Getting couples together to answer a pre-set questionnaire is nothing new. The format has been often used for compatibility tests or for knowing each other better. DaMENSCH tries to introduce fresh elements into an old format. The selection of couples for instance is not limited to heteronormative couples. There is a pair of two men, too incidentally with their dog. 

Next, both the questions as well as answers are closer to reality. Most couples answer in affirmative when asked if they have found themselves attracted to someone else after meeting each other. Thus, negating the idea that it is one person who seals the fate of your love life or that you cannot admire/be attracted to someone else after finding that one person. 

There are other questions pertaining to living on each other’s earnings and the idea of open relationships, couple therapy, too. 
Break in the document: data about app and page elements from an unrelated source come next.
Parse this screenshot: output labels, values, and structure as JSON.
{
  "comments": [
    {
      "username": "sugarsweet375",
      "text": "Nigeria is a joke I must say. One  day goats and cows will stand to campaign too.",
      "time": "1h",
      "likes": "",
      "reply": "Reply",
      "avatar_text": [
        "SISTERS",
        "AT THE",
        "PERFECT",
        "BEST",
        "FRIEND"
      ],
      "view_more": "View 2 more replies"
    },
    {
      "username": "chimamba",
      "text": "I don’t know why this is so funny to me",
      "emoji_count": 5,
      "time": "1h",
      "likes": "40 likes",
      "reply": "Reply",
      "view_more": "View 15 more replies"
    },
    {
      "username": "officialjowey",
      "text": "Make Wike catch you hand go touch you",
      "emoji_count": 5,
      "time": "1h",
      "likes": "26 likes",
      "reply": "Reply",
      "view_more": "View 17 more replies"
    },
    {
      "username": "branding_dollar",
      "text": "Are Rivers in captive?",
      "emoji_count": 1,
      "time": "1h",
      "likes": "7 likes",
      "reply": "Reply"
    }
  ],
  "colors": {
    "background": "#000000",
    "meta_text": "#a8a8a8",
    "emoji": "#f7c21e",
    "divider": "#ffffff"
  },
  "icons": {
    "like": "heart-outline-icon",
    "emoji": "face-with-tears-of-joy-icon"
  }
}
Therefore, the questionnaire prepared by DaMENSCH reflects upon the new ideas of love as seen within a relationship. It encompasses matters once considered crude such as money as well as the space for more than two people in a relationship. 

With so many dimensions of love emerging both inside and outside of a relationship, short formats like ads appear limited and traditional in their narratives. While they do nudge consumers to appreciate and love their partners- they tend to revolve around a very narrowly defined idea of love. 

SKINN’s “Best Said with SKINN”

Skinn’s video featuring Sanya Malhotra ironically complaints about having nothing new in a relationship after the ‘happily ever after’ while depicting a couple that has nothing new about it. Without a doubt, familiarity can lead to a certain degree of boredom in a relationship and small gestures like gifting something thoughtful can make your better-half smile. But even so, with so many newer meanings, symbols and dimensions emerging- one wonders if that’s still the best way to express love. 

Given how Valentine’s Day is one of the biggest opportunities for brands, there is a constant attempt to come up with unique ways to define and represent love. Over the years, singles and non-heteronormative couples have gained significant recognition in narratives of romance. With exposure to global lifestyles and access to dating apps, even couples are discovering new avenues to overcome the staleness enforced by familiarity. With all these factors on board, it is a necessity for brands to go for a subtle and ground-breaking depiction of love and not resort to traditional and limiting narratives.